More than 50 members of the Society of Automotive Engineers gathered in the tech bay of Banks Power’s North Engineering building on Tuesday evening to listen to company president and founder Gale Banks speak about the many great aspects of high-performance diesel power. The attendees, gathered from all around southern California, represented a wide cross-section of industry and academia. Automotive engineers from Honeywell, Subaru, General Motors, Nokia, Mazda, Denso, HR Textron, US Hybrid Corp., and more mingled well into the night with representatives from local universities Cal Poly Pomona and the University of Southern California.
Gale took the attentive group on a 45-minute slide “tour” of his company’s long involvement in diesel design. The man who has led the growth of Banks Power from a one-man shop to raise college tuition to a multimillion-dollar business employing more than 200 and boasting upwards of 600 dealers covered many highlights of his company’s 50 years in business.
Gale spoke of the teamwork and engineering savvy required to seek and attain world speed records. He recalled the vision and dedication that his teams have shown on the Bonneville salt flats, on road courses, and on dragstrips to make clean diesel power a new and respected symbol of high performance.
Ever the futurist and always up on the cam, Gale was most enthusiastic when he began talking about his plans for breaking new ground (and records!) using diesel power. He indicated, smilingly, that there is still plenty of record-setting performance in both the Dakota Sidewinder Bonneville truck and the S-10 drag truck. He also talked about plans currently afoot to break the 200-mph barrier in the quarter-mile with a new rear-engine Duramax V-8 Top Dragster and to blast past 300 mph in a Banks Bonneville “streamliner” (one guess on the fuel for that one) also equipped with a Banks Duramax.

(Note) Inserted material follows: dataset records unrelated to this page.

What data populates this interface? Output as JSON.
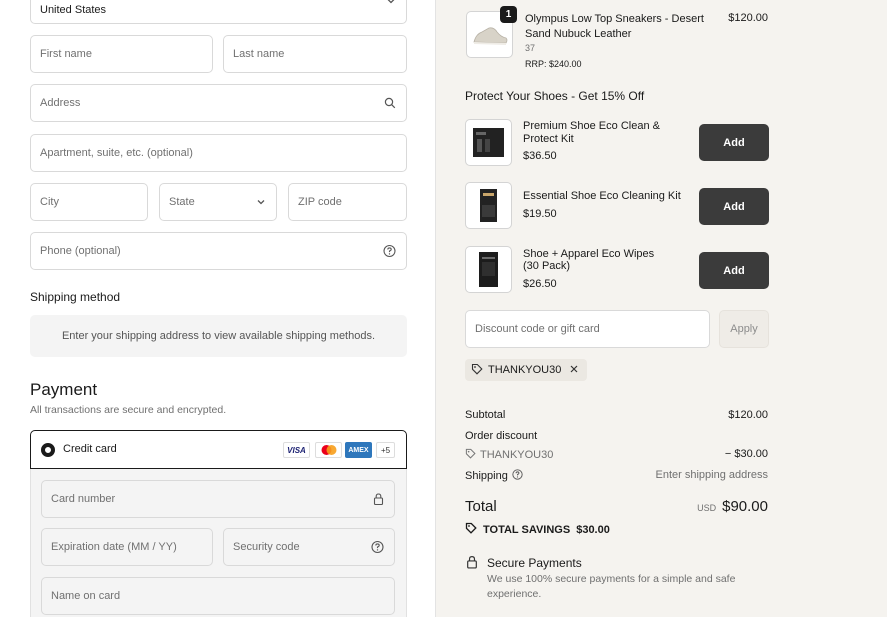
{
  "colors": {
    "accent": "#3b3b3b",
    "panel": "#f5f3ef",
    "border": "#d9d9d9"
  },
  "address": {
    "country_value": "United States",
    "first_name_placeholder": "First name",
    "last_name_placeholder": "Last name",
    "address_placeholder": "Address",
    "apartment_placeholder": "Apartment, suite, etc. (optional)",
    "city_placeholder": "City",
    "state_placeholder": "State",
    "zip_placeholder": "ZIP code",
    "phone_placeholder": "Phone (optional)"
  },
  "shipping": {
    "title": "Shipping method",
    "notice": "Enter your shipping address to view available shipping methods."
  },
  "payment": {
    "title": "Payment",
    "subtitle": "All transactions are secure and encrypted.",
    "method_label": "Credit card",
    "logos": [
      "VISA",
      "MC",
      "AMEX",
      "+5"
    ],
    "card_number_placeholder": "Card number",
    "expiry_placeholder": "Expiration date (MM / YY)",
    "security_placeholder": "Security code",
    "name_placeholder": "Name on card"
  },
  "order": {
    "item": {
      "qty": "1",
      "name": "Olympus Low Top Sneakers - Desert Sand Nubuck Leather",
      "variant": "37",
      "rrp": "RRP: $240.00",
      "price": "$120.00"
    },
    "upsell_title": "Protect Your Shoes - Get 15% Off",
    "upsells": [
      {
        "name": "Premium Shoe Eco Clean & Protect Kit",
        "price": "$36.50",
        "button": "Add"
      },
      {
        "name": "Essential Shoe Eco Cleaning Kit",
        "price": "$19.50",
        "button": "Add"
      },
      {
        "name": "Shoe + Apparel Eco Wipes (30 Pack)",
        "price": "$26.50",
        "button": "Add"
      }
    ],
    "discount_placeholder": "Discount code or gift card",
    "apply_label": "Apply",
    "applied_code": "THANKYOU30",
    "subtotal_label": "Subtotal",
    "subtotal_value": "$120.00",
    "order_discount_label": "Order discount",
    "discount_code": "THANKYOU30",
    "discount_value": "− $30.00",
    "shipping_label": "Shipping",
    "shipping_value": "Enter shipping address",
    "total_label": "Total",
    "total_currency": "USD",
    "total_value": "$90.00",
    "savings_label": "TOTAL SAVINGS",
    "savings_value": "$30.00",
    "secure_title": "Secure Payments",
    "secure_text": "We use 100% secure payments for a simple and safe experience."
  }
}
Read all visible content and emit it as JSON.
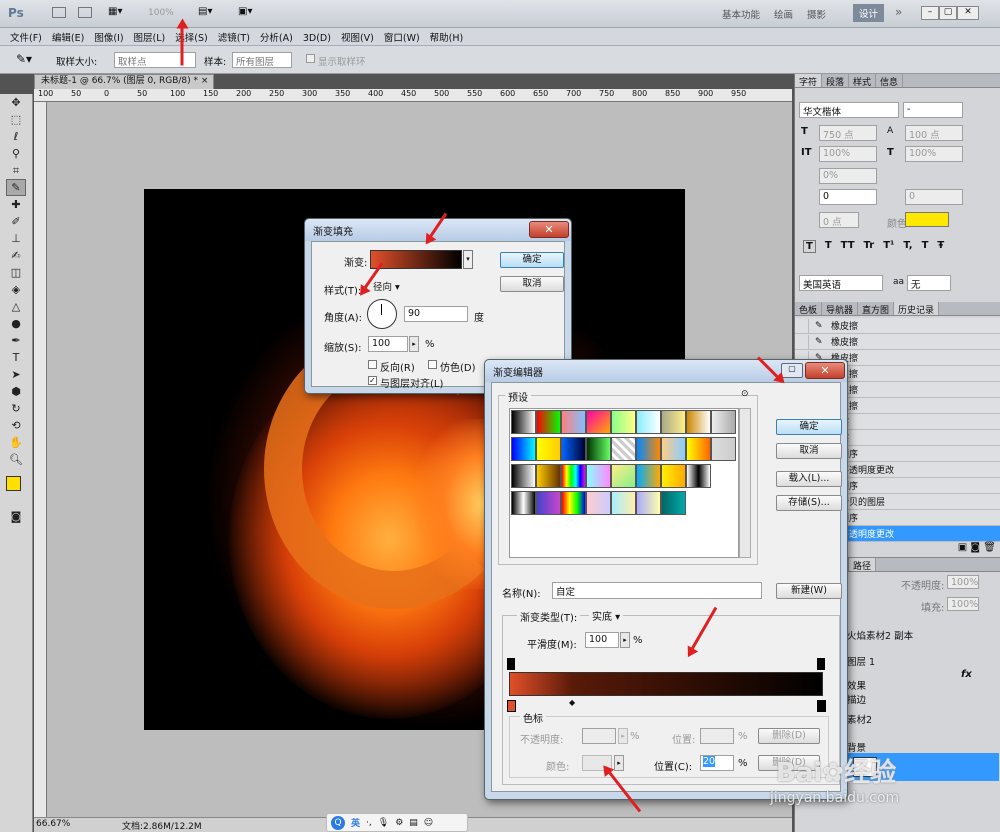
{
  "appbar": {
    "logo": "Ps",
    "zoom": "100%",
    "workspaces": [
      "基本功能",
      "绘画",
      "摄影",
      "设计"
    ],
    "active_workspace": "设计",
    "more": "»"
  },
  "menu": [
    "文件(F)",
    "编辑(E)",
    "图像(I)",
    "图层(L)",
    "选择(S)",
    "滤镜(T)",
    "分析(A)",
    "3D(D)",
    "视图(V)",
    "窗口(W)",
    "帮助(H)"
  ],
  "options": {
    "sample_size_label": "取样大小:",
    "sample_size_value": "取样点",
    "sample_label": "样本:",
    "sample_value": "所有图层",
    "show_ring_label": "显示取样环"
  },
  "document": {
    "tab": "未标题-1 @ 66.7% (图层 0, RGB/8) *",
    "ruler_h": [
      "100",
      "50",
      "0",
      "50",
      "100",
      "150",
      "200",
      "250",
      "300",
      "350",
      "400",
      "450",
      "500",
      "550",
      "600",
      "650",
      "700",
      "750",
      "800",
      "850",
      "900",
      "950"
    ],
    "zoom": "66.67%",
    "doc_size": "文档:2.86M/12.2M"
  },
  "char_panel": {
    "tabs": [
      "字符",
      "段落",
      "样式",
      "信息"
    ],
    "font": "华文楷体",
    "font_style": "-",
    "size": "750 点",
    "leading": "100 点",
    "vscale": "100%",
    "hscale": "100%",
    "baseline_pct": "0%",
    "kerning": "0",
    "tracking": "0",
    "shift": "0 点",
    "color_label": "颜色:",
    "language": "美国英语",
    "aa_label": "aa",
    "aa_value": "无",
    "style_buttons": [
      "T",
      "T",
      "TT",
      "Tr",
      "T¹",
      "T,",
      "T",
      "Ŧ"
    ]
  },
  "history_panel": {
    "tabs": [
      "色板",
      "导航器",
      "直方图",
      "历史记录"
    ],
    "items": [
      "橡皮擦",
      "橡皮擦",
      "橡皮擦",
      "橡皮擦",
      "橡皮擦",
      "橡皮擦",
      "皮擦",
      "皮擦",
      "层顺序",
      "体不透明度更改",
      "层顺序",
      "过拷贝的图层",
      "层顺序",
      "体不透明度更改"
    ]
  },
  "layers_panel": {
    "tabs": [
      "图层",
      "通道",
      "路径"
    ],
    "opacity_label": "不透明度:",
    "opacity": "100%",
    "fill_label": "填充:",
    "fill": "100%",
    "items": [
      "火焰素材2 副本",
      "图层 1",
      "效果",
      "描边",
      "素材2",
      "背景"
    ]
  },
  "gradient_fill": {
    "title": "渐变填充",
    "gradient_label": "渐变:",
    "style_label": "样式(T):",
    "style_value": "径向",
    "angle_label": "角度(A):",
    "angle_value": "90",
    "angle_unit": "度",
    "scale_label": "缩放(S):",
    "scale_value": "100",
    "scale_unit": "%",
    "reverse": "反向(R)",
    "dither": "仿色(D)",
    "align": "与图层对齐(L)",
    "ok": "确定",
    "cancel": "取消"
  },
  "gradient_editor": {
    "title": "渐变编辑器",
    "presets_label": "预设",
    "name_label": "名称(N):",
    "name_value": "自定",
    "new": "新建(W)",
    "type_label": "渐变类型(T):",
    "type_value": "实底",
    "smooth_label": "平滑度(M):",
    "smooth_value": "100",
    "smooth_unit": "%",
    "stops_label": "色标",
    "opacity_label": "不透明度:",
    "location_label": "位置:",
    "delete": "删除(D)",
    "color_label": "颜色:",
    "location_c_label": "位置(C):",
    "location_c_value": "20",
    "pct": "%",
    "ok": "确定",
    "cancel": "取消",
    "load": "载入(L)...",
    "save": "存储(S)..."
  },
  "taskbar": {
    "items": [
      "英"
    ]
  },
  "watermark": {
    "brand": "Bai",
    "suffix": "经验",
    "url": "jingyan.baidu.com"
  },
  "colors": {
    "fg": "#ffe000",
    "bg": "#e0502a",
    "grad_start": "#e0502a",
    "grad_end": "#000000",
    "font_color": "#ffe800"
  }
}
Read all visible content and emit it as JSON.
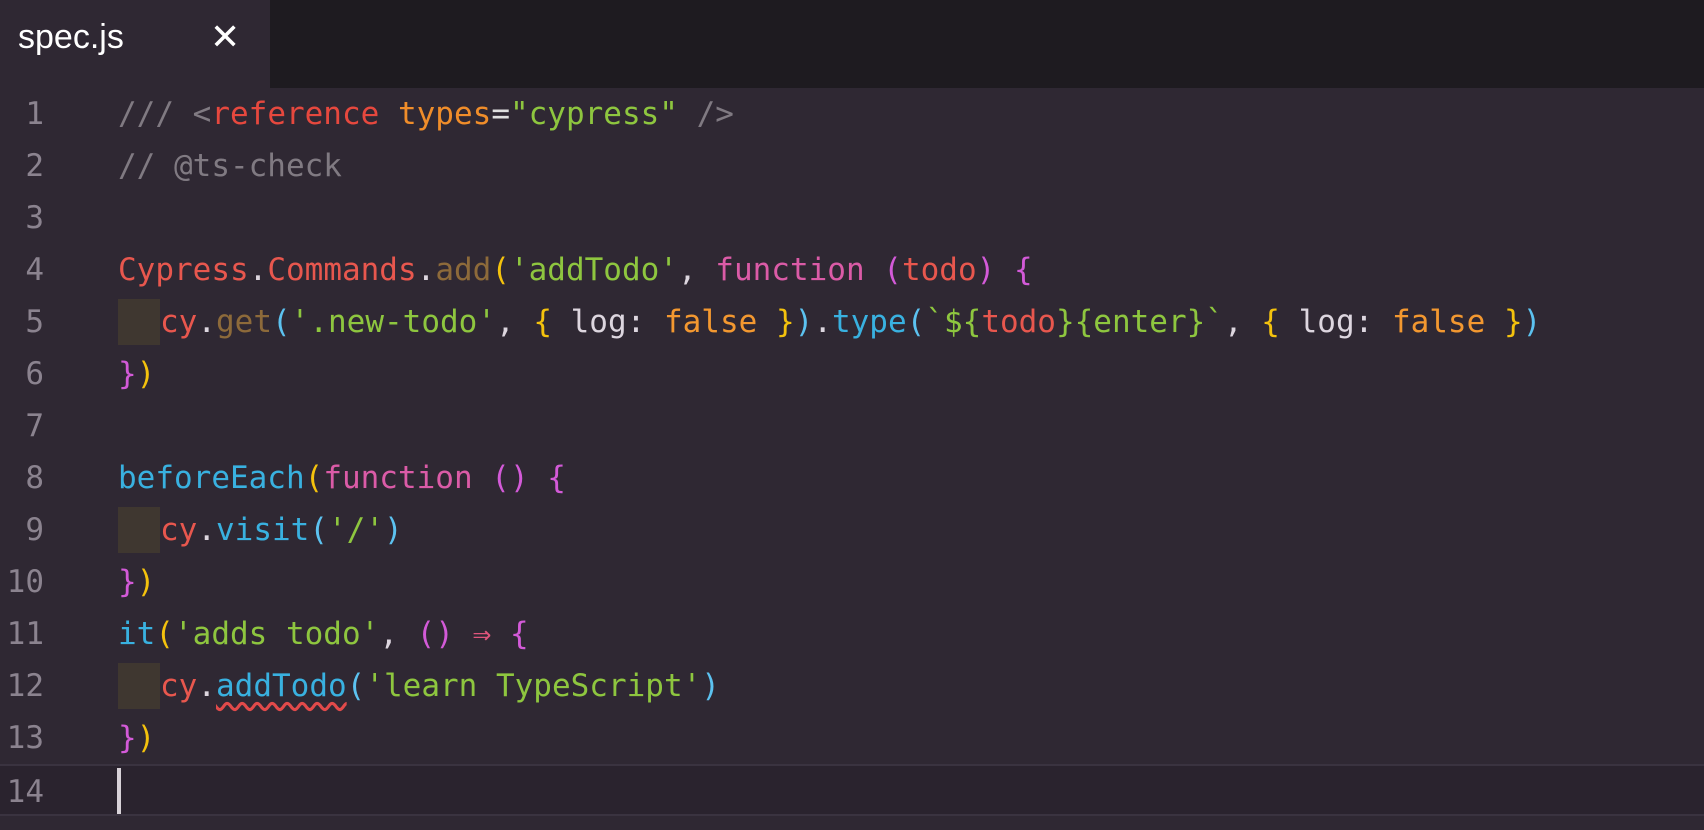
{
  "tab": {
    "title": "spec.js",
    "close_glyph": "✕"
  },
  "line_numbers": [
    "1",
    "2",
    "3",
    "4",
    "5",
    "6",
    "7",
    "8",
    "9",
    "10",
    "11",
    "12",
    "13",
    "14"
  ],
  "code": {
    "l1": {
      "a": "/// ",
      "b": "<",
      "c": "reference",
      "d": " ",
      "e": "types",
      "f": "=",
      "g": "\"cypress\"",
      "h": " />"
    },
    "l2": {
      "a": "// @ts-check"
    },
    "l4": {
      "a": "Cypress",
      "b": ".",
      "c": "Commands",
      "d": ".",
      "e": "add",
      "f": "(",
      "g": "'addTodo'",
      "h": ", ",
      "i": "function",
      "j": " ",
      "k": "(",
      "l": "todo",
      "m": ")",
      "n": " ",
      "o": "{"
    },
    "l5": {
      "a": "cy",
      "b": ".",
      "c": "get",
      "d": "(",
      "e": "'.new-todo'",
      "f": ", ",
      "g": "{",
      "h": " log: ",
      "i": "false",
      "j": " ",
      "k": "}",
      "l": ")",
      "m": ".",
      "n": "type",
      "o": "(",
      "p": "`$",
      "q": "{",
      "r": "todo",
      "s": "}{enter}",
      "t": "`",
      "u": ", ",
      "v": "{",
      "w": " log: ",
      "x": "false",
      "y": " ",
      "z": "}",
      "zz": ")"
    },
    "l6": {
      "a": "}",
      "b": ")"
    },
    "l8": {
      "a": "beforeEach",
      "b": "(",
      "c": "function",
      "d": " ",
      "e": "()",
      "f": " ",
      "g": "{"
    },
    "l9": {
      "a": "cy",
      "b": ".",
      "c": "visit",
      "d": "(",
      "e": "'/'",
      "f": ")"
    },
    "l10": {
      "a": "}",
      "b": ")"
    },
    "l11": {
      "a": "it",
      "b": "(",
      "c": "'adds todo'",
      "d": ", ",
      "e": "()",
      "f": " ",
      "g": "⇒",
      "h": " ",
      "i": "{"
    },
    "l12": {
      "a": "cy",
      "b": ".",
      "c": "addTodo",
      "d": "(",
      "e": "'learn TypeScript'",
      "f": ")"
    },
    "l13": {
      "a": "}",
      "b": ")"
    }
  },
  "colors": {
    "background": "#2f2833",
    "tabbar": "#1e1b20",
    "comment": "#807a82",
    "string": "#8ec63f",
    "keyword": "#db5ba7",
    "error_squiggle": "#e24a4a"
  },
  "icons": {
    "tab_close": "close-icon"
  }
}
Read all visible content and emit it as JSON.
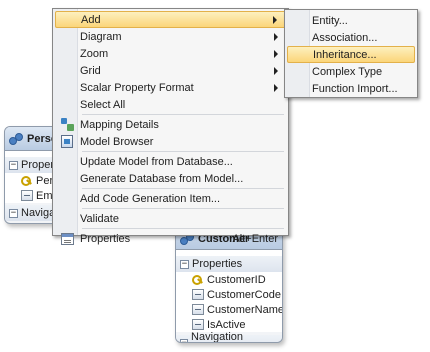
{
  "entities": {
    "person": {
      "title": "Person",
      "properties_header": "Properties",
      "properties": [
        "PersonID",
        "Email"
      ],
      "navigation_header": "Navigation"
    },
    "customer": {
      "title": "Customer",
      "properties_header": "Properties",
      "properties": [
        {
          "name": "CustomerID",
          "key": true
        },
        {
          "name": "CustomerCode",
          "key": false
        },
        {
          "name": "CustomerName",
          "key": false
        },
        {
          "name": "IsActive",
          "key": false
        }
      ],
      "navigation_header": "Navigation Properties"
    }
  },
  "context_menu": {
    "items": [
      {
        "label": "Add",
        "submenu": true,
        "highlighted": true
      },
      {
        "label": "Diagram",
        "submenu": true
      },
      {
        "label": "Zoom",
        "submenu": true
      },
      {
        "label": "Grid",
        "submenu": true
      },
      {
        "label": "Scalar Property Format",
        "submenu": true
      },
      {
        "label": "Select All"
      },
      {
        "label": "Mapping Details",
        "icon": "mapping-details-icon"
      },
      {
        "label": "Model Browser",
        "icon": "model-browser-icon"
      },
      {
        "label": "Update Model from Database..."
      },
      {
        "label": "Generate Database from Model..."
      },
      {
        "label": "Add Code Generation Item..."
      },
      {
        "label": "Validate"
      },
      {
        "label": "Properties",
        "icon": "properties-icon",
        "shortcut": "Alt+Enter"
      }
    ]
  },
  "add_submenu": {
    "items": [
      {
        "label": "Entity..."
      },
      {
        "label": "Association..."
      },
      {
        "label": "Inheritance...",
        "highlighted": true
      },
      {
        "label": "Complex Type"
      },
      {
        "label": "Function Import..."
      }
    ]
  },
  "colors": {
    "highlight": "#fbd57a",
    "menu_background": "#f6f6f6",
    "entity_header": "#b9cbe2"
  }
}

After Gale’s presentation, many attendees took the opportunity to stroll through the Banks race shop, dyno rooms, and design facilities and to chat with the legend of the automotive aftermarket. And, as often happens when engineers get together, a number of informal mini-seminars broke out on the shop floor.